Japanese and French cuisine have some notable similarities. For example, seasonal ingredients play a huge role in both menus, interchanging courses based on the time of year to enhance freshness. Simplicity is another—it's all in the details, without any over-the-top gimmicks. And the shared value of presentation; sushi is one of the most refined arts while French fine dining is renowned for its tribute to artistic fare. So when TIRPSE launched last year, we were delighted to hear its Japanese-French cuisine focus, and, no surprise, the restaurant gained its first Michelin star following its Tokyo flagship within months of opening. Since its inception, TIRPSE has rotated its menu seasonally, offering set menus from lunch to dinner. We tried the restaurant's set dinner collaboration with sister property Takano, divine ramen specialists, for a decadent evening on the town.
When we first visited TIRPSE last year, restaurant restrictions were limited to day-time dine-ins. Luckily this time, we were able to attend the evening round, showcasing the splendid harbourview in its moonlit glory. Starting the experience with a pop, we toasted to the welcome champagne. The crossover menu debuts Takano, a name that has appeared in Le Guide Michelin for four consecutive years, and its next-door-neighbour Tirpse, recently voted one of the top 100 restaurants by the South China Morning Post. For 22 days, the menu will succinctly imbue French and Japanese flavours for a unique menu available for a limited time.

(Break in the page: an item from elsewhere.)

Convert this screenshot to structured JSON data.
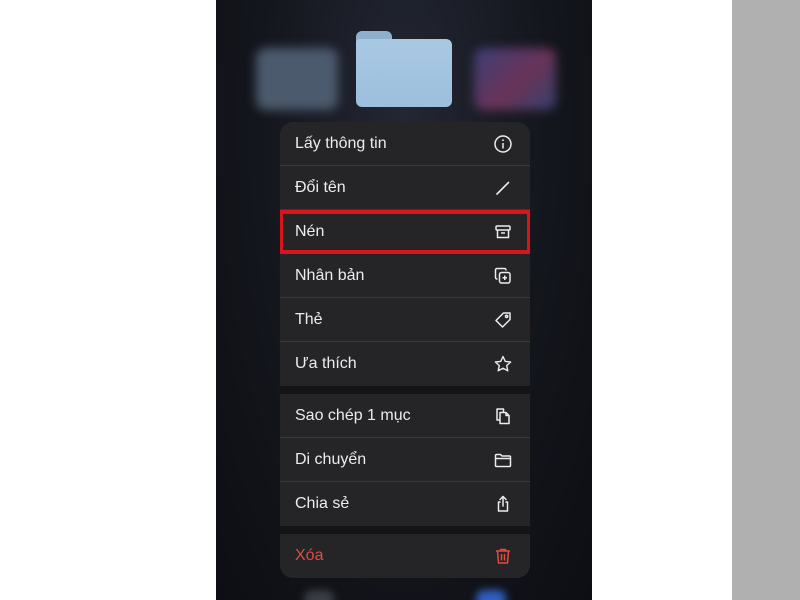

"Both restaurants are well known for their culinary excellence,” explains Tirpse Chef Yuta Shimizu. “Unfortunately, both restaurants are also sharing a similar struggle as a result of the pandemic. When you’re struggling with something in life, there is no better remedy than the support of a friend. That’s why the crossover makes so much sense. Diners will get the absolutely perfect noodles that Takano is known for the world over, and the playful, internationally-inspired ingredients that have made Tirpse a culinary powerhouse.”